Childhood cancer doesn’t just affect the child who’s diagnosed, it affects the entire family. May’s Advocate of the Month — the Lautieri Family — is fighting back. Read on for more about the family’s cancer journey with Honored Kid Grayson and why they continue to speak up and give back.
Grayson wears a hat emblazoned with his team name.
When Honored Kid Grayson Lautieri finished treatment in April, he was done with chemo, but he and his family weren’t done fighting against childhood cancer.
Just a month later, the family from Rhode Island was in Washington, D.C. at the Alliance for Childhood Cancer Action Days, meeting legislators and advocating for kids’ cancer research. Grayson and his mom even got to meet one of the biggest champions for childhood cancer, Senator Jack Reed, and talk about their experience with him.
But not only that, the year that Grayson was diagnosed with childhood cancer, the family joined a St. Baldrick’s fundraiser.
The event pits local fire departments —Grayson’s dad, Nick is a firefighter — against each other. During its first year, the event raised nearly $35,000.
Grayson smiles with his bald dad and fellow firefighters after their 2015 St. Baldrick’s head-shaving event.
Two years later, it’s still going strong, with all sides pining and scheming for the coveted trophy.
(Since the opposing department won it last year, Courtney joked that they were going to steal it back one of these nights — though she may not have actually been joking.)

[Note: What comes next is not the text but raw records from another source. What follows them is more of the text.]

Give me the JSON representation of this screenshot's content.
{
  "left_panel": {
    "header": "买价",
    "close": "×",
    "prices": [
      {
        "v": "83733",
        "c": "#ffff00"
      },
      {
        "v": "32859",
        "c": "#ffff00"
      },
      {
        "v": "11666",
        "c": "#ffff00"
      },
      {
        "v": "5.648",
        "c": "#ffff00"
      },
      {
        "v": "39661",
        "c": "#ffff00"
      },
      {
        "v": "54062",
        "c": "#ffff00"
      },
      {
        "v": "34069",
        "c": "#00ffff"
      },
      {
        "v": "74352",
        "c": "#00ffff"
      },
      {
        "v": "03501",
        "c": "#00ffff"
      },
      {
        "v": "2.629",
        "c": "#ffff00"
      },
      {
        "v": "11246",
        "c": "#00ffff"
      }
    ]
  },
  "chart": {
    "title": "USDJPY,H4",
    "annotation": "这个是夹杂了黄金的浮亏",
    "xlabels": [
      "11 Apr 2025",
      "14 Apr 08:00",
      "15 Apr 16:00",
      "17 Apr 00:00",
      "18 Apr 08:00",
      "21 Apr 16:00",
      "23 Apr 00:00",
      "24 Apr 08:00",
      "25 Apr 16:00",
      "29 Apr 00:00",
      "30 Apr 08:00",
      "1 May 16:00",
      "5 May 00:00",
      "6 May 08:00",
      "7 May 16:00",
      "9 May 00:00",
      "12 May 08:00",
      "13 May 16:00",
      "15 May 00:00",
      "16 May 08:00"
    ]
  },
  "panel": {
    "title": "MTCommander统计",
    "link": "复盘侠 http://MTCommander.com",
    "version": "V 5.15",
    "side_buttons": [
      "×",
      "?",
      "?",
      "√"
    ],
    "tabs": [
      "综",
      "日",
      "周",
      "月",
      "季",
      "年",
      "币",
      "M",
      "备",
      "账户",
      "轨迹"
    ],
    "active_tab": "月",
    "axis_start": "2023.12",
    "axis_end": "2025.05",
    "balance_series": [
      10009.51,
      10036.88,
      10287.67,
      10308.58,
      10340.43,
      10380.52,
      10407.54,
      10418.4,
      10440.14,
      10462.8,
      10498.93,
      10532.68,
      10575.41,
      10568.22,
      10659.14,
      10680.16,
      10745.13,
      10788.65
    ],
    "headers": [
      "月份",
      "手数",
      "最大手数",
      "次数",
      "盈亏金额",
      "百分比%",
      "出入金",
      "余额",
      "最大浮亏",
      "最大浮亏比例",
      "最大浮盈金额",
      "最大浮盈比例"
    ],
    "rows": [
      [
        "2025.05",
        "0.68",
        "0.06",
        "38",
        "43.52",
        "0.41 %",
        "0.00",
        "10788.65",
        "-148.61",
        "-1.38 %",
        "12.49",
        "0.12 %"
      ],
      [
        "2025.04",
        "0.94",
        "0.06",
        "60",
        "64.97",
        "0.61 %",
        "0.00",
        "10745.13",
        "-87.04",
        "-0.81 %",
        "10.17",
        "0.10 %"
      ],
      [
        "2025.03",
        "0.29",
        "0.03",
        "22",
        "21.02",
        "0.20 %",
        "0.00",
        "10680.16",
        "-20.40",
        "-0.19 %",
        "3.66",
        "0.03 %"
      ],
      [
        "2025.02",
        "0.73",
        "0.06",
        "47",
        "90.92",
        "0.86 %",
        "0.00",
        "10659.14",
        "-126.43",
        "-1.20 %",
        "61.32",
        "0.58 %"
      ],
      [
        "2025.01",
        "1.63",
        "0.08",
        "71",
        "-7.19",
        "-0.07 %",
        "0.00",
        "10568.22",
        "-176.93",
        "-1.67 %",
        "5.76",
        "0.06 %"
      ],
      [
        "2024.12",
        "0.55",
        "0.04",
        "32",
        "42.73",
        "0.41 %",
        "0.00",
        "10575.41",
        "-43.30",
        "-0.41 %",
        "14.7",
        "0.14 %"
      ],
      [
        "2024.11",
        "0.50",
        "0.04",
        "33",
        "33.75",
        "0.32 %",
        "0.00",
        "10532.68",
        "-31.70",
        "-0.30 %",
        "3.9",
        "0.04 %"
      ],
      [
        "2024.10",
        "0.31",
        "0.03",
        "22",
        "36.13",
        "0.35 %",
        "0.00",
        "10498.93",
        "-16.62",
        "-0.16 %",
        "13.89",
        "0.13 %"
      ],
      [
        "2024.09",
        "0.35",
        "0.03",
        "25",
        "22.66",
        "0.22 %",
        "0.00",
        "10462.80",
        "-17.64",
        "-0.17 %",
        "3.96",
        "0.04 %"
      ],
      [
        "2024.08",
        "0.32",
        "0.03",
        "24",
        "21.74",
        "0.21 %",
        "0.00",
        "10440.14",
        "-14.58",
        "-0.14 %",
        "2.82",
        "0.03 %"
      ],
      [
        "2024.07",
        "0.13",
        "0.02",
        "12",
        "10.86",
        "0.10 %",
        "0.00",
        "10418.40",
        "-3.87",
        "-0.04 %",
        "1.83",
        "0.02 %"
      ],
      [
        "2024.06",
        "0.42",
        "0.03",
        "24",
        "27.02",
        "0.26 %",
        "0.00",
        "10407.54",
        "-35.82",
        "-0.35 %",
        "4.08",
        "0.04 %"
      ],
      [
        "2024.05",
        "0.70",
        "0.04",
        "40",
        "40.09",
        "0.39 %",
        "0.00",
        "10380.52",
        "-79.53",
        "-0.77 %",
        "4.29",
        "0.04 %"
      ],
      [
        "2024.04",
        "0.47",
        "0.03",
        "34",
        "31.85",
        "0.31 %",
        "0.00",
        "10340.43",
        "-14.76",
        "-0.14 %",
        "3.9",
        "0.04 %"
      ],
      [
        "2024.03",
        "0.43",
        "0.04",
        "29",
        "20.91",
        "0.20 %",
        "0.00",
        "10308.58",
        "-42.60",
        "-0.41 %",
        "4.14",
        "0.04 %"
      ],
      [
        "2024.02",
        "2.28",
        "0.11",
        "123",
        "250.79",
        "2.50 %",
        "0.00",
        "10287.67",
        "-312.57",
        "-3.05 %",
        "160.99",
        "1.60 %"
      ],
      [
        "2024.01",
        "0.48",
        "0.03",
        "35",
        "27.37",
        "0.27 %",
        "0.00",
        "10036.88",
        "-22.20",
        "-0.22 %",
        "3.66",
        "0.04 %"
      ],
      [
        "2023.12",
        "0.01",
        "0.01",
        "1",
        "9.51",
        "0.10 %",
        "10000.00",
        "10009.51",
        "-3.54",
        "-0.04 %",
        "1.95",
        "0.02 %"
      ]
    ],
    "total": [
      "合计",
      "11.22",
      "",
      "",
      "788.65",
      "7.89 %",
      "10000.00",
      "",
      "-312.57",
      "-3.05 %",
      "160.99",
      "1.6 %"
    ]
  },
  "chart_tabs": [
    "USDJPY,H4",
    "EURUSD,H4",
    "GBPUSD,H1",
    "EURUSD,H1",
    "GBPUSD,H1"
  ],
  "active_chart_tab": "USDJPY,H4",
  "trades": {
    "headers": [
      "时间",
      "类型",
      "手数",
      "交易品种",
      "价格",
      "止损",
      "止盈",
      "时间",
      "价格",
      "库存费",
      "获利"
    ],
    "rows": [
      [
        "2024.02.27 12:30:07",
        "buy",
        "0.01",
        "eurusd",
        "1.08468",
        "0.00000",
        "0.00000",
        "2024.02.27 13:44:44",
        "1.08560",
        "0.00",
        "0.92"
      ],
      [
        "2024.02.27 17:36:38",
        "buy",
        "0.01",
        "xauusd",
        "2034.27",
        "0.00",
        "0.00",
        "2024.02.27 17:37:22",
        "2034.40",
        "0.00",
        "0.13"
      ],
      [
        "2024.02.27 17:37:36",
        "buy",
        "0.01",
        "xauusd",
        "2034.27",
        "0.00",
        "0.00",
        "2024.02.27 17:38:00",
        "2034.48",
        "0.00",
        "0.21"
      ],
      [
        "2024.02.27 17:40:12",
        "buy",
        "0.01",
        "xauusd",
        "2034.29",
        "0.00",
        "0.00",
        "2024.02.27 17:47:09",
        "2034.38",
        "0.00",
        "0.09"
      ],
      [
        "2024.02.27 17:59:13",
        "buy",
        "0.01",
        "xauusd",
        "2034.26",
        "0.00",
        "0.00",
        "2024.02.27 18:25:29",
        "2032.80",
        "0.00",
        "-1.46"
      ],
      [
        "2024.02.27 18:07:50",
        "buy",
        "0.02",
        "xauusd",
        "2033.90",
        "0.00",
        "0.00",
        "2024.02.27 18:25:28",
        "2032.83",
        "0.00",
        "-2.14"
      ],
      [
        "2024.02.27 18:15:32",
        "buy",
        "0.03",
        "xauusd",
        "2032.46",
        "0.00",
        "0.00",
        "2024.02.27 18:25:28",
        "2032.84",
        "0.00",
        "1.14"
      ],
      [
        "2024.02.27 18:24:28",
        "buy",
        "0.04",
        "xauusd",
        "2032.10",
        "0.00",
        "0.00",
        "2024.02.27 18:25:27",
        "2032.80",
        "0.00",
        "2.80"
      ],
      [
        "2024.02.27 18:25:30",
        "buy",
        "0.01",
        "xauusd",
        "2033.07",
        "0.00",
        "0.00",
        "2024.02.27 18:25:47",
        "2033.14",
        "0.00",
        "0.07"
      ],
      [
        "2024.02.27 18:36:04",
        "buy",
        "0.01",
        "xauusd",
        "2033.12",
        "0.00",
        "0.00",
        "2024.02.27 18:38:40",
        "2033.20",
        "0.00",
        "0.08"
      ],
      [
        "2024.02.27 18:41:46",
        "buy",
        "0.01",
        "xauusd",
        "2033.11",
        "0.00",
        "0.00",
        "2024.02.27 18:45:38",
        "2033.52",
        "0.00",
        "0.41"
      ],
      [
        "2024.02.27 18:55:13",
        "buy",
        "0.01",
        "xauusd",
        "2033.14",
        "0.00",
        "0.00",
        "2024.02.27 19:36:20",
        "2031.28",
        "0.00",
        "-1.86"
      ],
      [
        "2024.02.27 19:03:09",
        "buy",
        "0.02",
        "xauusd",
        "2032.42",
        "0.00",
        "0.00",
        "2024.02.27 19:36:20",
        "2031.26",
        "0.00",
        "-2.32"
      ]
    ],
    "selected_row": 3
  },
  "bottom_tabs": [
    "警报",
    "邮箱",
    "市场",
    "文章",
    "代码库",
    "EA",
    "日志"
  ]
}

Want to help Grayson’s dad get the trophy? Donate to his team — the Portsmouth Firefighters Local 1949 >
“In my situation, I can’t walk away from this now that we’ve been in it and just say, ‘OK, I’m done. We’ve done two years of treatment and now we’re going to do our monthly checks and just go on with our lives,’” said Grayson’s mom, Courtney. “For me, this is something that’s touched me so deeply and now it’s time to say, ‘What more can we do?’ And Grayson feels the same way.”
Grayson was diagnosed with acute lymphoblastic leukemia when he was 9 years old. At first, he was sore in chest after a long day playing in the snow. Then, after a hip-hop dance practice, he complained his legs were hurting him. Then there was the fever that lasted a week.
Grayson is ready to fight fire and cancer during a visit to the firehouse.
Finally, before yet another appointment with the pediatrician, Courtney noticed unusually placed bruises and a rash of tiny, pinpoint dots on the sides of Grayson’s nose, called petechiae.
That’s when Courtney got nervous.
“Within 10 or 15 minutes, the pediatrician came back and told Grayson, ‘Why don’t you go out and hang in the playroom and do your thing? Get 20 stickers and 15 pencils, I’m going to talk to your mom for a minute,’” Courtney recalled. “I knew as soon as she did that and sat down that there was something wrong. And I knew from looking at the blood work, I knew that it was very serious.”
Within just a couple days, Grayson had a port placed in his chest and was put on chemotherapy. His treatment last two long years.
“He truly has grown so much from this and how much he cares about other kids. He doesn’t want to see another kid diagnosed with cancer and just wants this to end,” Courtney said of her 11-year-old son.
Grayson smiles at the camera during a hospital stay.
That’s why his family is involved in St. Baldrick’s. That’s why they speak up. That’s why they advocate. And that’s why they’ll continue going to the Alliance for Childhood Cancer Action Days with St. Baldrick’s and continue stoking the flames of competition between the fire and police departments of Rhode Island.
It’s all for kids like Grayson.
“If there’s anything that we and Grayson can do and if it’s in our capacity to do it, we’ll do it,” Courtney said. “As long as we can do it, as long as we can do anything to help with advocating for childhood cancer, we’ll do it. And that’s absolutely from the heart.”
You can do something too. Join Grayson and his family in fighting for lifesaving kids’ cancer research.
Read more on the St. Baldrick’s blog: